Loquitur

How should we celebrate Columbus Day?

Christopher Columbus is attributed for discovering the Americas. Photo from Wikimedia Commons.

This past Monday, students were given the day off for the dean’s fall holiday. We students are facing midterms and busy social lives. A day off is much needed.

Once again, deans fall holiday coincides with Columbus Day. Columbus day began to be celebrated in some countries for about 200 years. it became a national holiday in the united states in the 1930s.

Columbus Day commemorates Christopher Columbus “discovering” the Americas in 1942. This is celebrated the second Monday of October every year.

From very young, students are taught that Columbus traveled across the ocean to reach the East Indies.

In elementary school, we were taught that Columbus was a thought-leader in believing the Earth was round; in actuality, many people, at the time, acknowledged the Earth was round. Columbus instead thought the Earth was much smaller than most other people believed and that is why he attempted to sail across the globe to the East Indies.

Though we have this day marked in our calendars, many people are wondering if we should still celebrate this day. People debate e if he is even relevant because he obviously did not discover America. Others disagree with the holiday because of the violent consequences of his arrival. The fact is people were already living in North America and still are today. The violence of our past is shown through many of the holidays that are celebrated.

Places such as Vermont, Alaska, Minneapolis and more celebrate Indigenous People’s Day instead.

This is a celebration of Native Americans who were the first people in America. There were many unjust actions done to Native Americans at that time. These locations point to the subjugation of Native Americans that started with Columbus arrival. Loquitur proposes that we focus on one aspect of Columbus’s voyage that has relevance to us today.

Another way to think of Columbus is to think about the mission he took rather than the actions. More of us need to take courageous missions like Columbus. He traveled the world with himself and his crew; we, as the millennial generation, need take big steps and discover. We need to help the world continue to grow.

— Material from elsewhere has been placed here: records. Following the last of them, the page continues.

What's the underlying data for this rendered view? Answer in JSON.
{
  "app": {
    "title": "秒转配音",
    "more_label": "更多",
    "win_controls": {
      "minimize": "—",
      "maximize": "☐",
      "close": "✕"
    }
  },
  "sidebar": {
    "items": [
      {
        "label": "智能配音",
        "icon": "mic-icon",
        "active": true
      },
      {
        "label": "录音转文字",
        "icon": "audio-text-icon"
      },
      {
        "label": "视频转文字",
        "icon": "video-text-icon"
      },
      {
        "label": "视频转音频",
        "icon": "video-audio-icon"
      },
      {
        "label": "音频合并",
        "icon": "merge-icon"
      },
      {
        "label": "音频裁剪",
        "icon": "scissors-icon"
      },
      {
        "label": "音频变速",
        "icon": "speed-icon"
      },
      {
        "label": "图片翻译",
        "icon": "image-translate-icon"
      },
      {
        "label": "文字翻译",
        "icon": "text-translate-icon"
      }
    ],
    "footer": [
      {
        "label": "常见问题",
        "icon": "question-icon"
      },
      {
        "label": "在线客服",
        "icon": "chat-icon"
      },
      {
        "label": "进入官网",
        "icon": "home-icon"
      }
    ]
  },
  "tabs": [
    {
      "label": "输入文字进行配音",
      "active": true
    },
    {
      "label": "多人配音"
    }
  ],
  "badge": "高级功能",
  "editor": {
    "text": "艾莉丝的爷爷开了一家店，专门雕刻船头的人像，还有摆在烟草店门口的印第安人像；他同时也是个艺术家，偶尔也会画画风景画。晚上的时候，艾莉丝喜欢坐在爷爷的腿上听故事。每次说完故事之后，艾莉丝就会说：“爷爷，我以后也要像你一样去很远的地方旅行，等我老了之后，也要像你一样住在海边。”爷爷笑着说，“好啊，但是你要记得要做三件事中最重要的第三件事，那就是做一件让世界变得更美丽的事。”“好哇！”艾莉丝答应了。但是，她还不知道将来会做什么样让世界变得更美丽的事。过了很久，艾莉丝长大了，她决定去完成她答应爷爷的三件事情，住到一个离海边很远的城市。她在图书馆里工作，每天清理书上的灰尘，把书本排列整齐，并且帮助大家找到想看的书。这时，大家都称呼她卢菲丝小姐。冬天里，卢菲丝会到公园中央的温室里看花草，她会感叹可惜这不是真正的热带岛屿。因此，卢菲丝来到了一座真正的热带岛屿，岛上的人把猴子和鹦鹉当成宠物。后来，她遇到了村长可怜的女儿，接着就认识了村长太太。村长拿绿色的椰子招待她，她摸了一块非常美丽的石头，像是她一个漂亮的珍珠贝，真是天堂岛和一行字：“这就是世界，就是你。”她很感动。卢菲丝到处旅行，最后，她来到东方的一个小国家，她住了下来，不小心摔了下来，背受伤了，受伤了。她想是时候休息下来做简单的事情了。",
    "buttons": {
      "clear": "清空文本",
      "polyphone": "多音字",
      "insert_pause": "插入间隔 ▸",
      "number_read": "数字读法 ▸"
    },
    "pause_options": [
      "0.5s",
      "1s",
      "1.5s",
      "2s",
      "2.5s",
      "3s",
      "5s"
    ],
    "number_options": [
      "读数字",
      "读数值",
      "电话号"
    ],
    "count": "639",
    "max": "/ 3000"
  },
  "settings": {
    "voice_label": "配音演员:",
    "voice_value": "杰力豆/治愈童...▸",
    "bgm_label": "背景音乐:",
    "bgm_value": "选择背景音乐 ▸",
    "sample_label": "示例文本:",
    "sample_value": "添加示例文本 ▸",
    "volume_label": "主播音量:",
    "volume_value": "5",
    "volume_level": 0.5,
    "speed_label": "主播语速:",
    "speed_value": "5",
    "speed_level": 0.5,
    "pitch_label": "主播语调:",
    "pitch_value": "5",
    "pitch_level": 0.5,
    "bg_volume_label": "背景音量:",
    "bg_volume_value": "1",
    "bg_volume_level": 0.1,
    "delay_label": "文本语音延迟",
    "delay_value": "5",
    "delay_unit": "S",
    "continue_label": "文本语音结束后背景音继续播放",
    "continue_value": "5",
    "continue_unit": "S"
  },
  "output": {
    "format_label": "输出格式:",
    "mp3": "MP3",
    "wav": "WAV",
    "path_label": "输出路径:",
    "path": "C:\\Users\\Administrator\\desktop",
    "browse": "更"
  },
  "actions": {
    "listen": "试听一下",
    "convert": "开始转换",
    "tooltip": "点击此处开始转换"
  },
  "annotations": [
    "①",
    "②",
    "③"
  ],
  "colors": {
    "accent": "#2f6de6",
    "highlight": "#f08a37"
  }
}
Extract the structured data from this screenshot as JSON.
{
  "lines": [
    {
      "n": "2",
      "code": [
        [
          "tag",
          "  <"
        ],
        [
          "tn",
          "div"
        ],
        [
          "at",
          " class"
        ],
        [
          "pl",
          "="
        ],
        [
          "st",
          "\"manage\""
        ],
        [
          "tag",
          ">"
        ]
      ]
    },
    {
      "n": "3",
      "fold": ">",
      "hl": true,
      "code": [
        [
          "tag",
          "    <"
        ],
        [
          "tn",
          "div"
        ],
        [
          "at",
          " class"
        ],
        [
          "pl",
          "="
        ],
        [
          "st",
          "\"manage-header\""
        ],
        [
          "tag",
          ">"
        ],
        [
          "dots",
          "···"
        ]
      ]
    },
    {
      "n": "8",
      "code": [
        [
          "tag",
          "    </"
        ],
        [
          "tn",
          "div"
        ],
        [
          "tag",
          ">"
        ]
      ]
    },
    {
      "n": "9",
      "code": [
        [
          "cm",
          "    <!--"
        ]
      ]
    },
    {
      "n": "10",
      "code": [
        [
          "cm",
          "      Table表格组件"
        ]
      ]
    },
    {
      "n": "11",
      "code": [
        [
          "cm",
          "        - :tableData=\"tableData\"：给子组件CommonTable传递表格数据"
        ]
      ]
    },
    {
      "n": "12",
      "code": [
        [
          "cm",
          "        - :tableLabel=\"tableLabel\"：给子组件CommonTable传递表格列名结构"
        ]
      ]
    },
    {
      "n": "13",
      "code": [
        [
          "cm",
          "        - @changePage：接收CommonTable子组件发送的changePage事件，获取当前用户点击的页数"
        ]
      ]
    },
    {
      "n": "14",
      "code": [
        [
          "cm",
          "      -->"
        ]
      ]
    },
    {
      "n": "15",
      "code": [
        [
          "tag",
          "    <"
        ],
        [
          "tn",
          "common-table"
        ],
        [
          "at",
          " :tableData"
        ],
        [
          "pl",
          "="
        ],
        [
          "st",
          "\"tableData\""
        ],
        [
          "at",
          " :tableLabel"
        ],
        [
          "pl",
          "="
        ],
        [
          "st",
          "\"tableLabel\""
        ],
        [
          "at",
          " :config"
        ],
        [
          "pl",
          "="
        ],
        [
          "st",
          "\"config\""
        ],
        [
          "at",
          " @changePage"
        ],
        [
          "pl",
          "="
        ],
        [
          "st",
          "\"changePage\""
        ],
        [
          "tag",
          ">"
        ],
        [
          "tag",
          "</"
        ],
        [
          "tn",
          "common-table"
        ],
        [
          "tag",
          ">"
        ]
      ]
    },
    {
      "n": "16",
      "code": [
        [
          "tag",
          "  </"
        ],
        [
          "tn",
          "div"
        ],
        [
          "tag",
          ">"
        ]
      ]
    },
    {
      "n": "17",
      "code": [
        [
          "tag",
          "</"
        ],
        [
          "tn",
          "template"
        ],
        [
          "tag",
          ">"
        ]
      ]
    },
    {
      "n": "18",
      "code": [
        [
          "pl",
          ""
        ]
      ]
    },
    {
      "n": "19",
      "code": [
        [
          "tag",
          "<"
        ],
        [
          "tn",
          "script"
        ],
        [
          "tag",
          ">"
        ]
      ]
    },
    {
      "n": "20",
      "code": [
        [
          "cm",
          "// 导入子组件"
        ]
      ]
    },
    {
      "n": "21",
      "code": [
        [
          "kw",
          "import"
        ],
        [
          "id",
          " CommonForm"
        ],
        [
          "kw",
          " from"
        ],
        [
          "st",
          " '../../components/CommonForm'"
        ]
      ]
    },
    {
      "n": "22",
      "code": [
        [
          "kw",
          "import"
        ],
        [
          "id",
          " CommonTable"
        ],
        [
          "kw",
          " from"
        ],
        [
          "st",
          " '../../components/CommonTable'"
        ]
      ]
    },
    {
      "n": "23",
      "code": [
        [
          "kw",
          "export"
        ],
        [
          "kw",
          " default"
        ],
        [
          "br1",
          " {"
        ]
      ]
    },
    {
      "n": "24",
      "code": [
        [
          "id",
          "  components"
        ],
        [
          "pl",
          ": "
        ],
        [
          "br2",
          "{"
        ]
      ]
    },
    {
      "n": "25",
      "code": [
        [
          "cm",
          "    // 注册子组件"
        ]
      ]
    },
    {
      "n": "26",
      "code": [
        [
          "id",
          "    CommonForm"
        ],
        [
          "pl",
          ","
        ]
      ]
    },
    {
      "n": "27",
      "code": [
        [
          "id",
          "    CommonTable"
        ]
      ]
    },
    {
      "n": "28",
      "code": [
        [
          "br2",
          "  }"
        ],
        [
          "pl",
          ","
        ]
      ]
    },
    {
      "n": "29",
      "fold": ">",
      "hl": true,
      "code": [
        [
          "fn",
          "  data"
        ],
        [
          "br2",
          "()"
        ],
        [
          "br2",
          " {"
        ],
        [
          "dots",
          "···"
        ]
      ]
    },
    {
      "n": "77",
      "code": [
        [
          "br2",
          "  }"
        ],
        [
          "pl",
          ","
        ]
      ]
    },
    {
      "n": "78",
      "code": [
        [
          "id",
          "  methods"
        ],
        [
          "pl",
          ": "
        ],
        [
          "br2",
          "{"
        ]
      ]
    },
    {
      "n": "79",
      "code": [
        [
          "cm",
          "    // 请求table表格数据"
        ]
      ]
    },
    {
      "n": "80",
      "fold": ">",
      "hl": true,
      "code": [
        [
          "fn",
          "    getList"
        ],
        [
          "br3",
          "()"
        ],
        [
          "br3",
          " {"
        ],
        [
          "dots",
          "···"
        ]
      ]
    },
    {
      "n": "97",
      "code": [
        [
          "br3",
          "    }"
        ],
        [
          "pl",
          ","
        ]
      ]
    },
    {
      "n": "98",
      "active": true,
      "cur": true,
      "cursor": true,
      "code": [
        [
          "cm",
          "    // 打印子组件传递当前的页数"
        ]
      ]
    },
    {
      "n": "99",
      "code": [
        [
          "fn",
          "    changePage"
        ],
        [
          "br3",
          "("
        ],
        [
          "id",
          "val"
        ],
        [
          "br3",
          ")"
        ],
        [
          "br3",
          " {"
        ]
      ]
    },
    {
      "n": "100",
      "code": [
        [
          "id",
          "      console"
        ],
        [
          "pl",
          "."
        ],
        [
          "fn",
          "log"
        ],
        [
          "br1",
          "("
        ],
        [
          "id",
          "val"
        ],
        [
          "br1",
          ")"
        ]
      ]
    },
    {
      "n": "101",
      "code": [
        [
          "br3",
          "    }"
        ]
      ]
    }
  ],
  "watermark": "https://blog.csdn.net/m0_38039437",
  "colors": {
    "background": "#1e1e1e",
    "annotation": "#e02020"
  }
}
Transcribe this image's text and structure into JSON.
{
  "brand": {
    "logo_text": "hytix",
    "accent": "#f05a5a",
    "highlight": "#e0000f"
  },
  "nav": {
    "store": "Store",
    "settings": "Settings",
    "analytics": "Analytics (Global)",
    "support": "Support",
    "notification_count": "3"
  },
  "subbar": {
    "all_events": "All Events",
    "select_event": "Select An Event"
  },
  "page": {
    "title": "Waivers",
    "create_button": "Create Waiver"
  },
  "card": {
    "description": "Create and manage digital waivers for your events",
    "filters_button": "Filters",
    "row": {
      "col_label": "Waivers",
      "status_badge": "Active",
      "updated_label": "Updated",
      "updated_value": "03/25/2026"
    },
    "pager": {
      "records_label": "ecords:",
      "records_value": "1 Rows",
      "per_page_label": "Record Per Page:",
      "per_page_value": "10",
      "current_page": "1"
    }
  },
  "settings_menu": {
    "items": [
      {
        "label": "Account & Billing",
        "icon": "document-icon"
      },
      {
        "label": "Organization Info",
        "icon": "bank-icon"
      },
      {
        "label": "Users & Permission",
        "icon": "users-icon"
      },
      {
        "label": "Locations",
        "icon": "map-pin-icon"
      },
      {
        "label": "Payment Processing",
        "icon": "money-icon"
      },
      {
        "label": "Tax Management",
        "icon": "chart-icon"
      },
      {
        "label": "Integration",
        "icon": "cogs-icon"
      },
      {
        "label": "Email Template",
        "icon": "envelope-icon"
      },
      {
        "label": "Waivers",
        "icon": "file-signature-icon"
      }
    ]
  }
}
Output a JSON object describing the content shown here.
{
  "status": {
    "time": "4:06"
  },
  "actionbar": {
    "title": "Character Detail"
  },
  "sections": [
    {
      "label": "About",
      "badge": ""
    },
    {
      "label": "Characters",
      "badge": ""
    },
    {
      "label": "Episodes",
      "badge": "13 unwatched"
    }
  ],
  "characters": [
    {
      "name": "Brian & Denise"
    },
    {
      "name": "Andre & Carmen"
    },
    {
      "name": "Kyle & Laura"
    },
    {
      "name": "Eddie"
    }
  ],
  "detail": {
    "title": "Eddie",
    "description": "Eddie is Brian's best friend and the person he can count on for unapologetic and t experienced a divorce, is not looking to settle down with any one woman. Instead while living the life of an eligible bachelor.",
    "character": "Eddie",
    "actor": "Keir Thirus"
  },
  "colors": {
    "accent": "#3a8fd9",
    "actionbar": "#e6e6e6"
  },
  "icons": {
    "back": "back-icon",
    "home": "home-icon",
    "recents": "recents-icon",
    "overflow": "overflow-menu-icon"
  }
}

We are able to continue to grow and receive an education because of another immigrant who traveled from Italy to the U.S., Mother Cabrini, who is the patron saint of immigrants. She did not flee Italy to prove others wrong but to better the lives of many.

Mother Cabrini’s feast day is celebrated on November 13 but is not a nationally known holiday. Mother Cabrini originally wanted to be a missionary of China but was sent to the states instead. She went this way to care for the children of Italy.

When she arrived, she accomplished so much more than Columbus ever did. She went to the states to help Italian children and immigrants there. We all need to be more like mother Cabrini and celebrate her legacy daily.

With everything that has recently happened in America, we should not be celebrating but fighting for those who come here for a better life. There has been so much iniquity done that it is only right to focus on how we could make things better.

America the beautiful. America the great. There are so many opportunities and so much hope in this world we can give each other a hand day by day.

Work together and, rather than focusing on why Columbus Day should not be celebrated, look for courageousness in others.

Celebrate each other and discover.

Take the negatives out of a situation and bring forth the positives during these times. The more steps we take to move forward, the better things will be.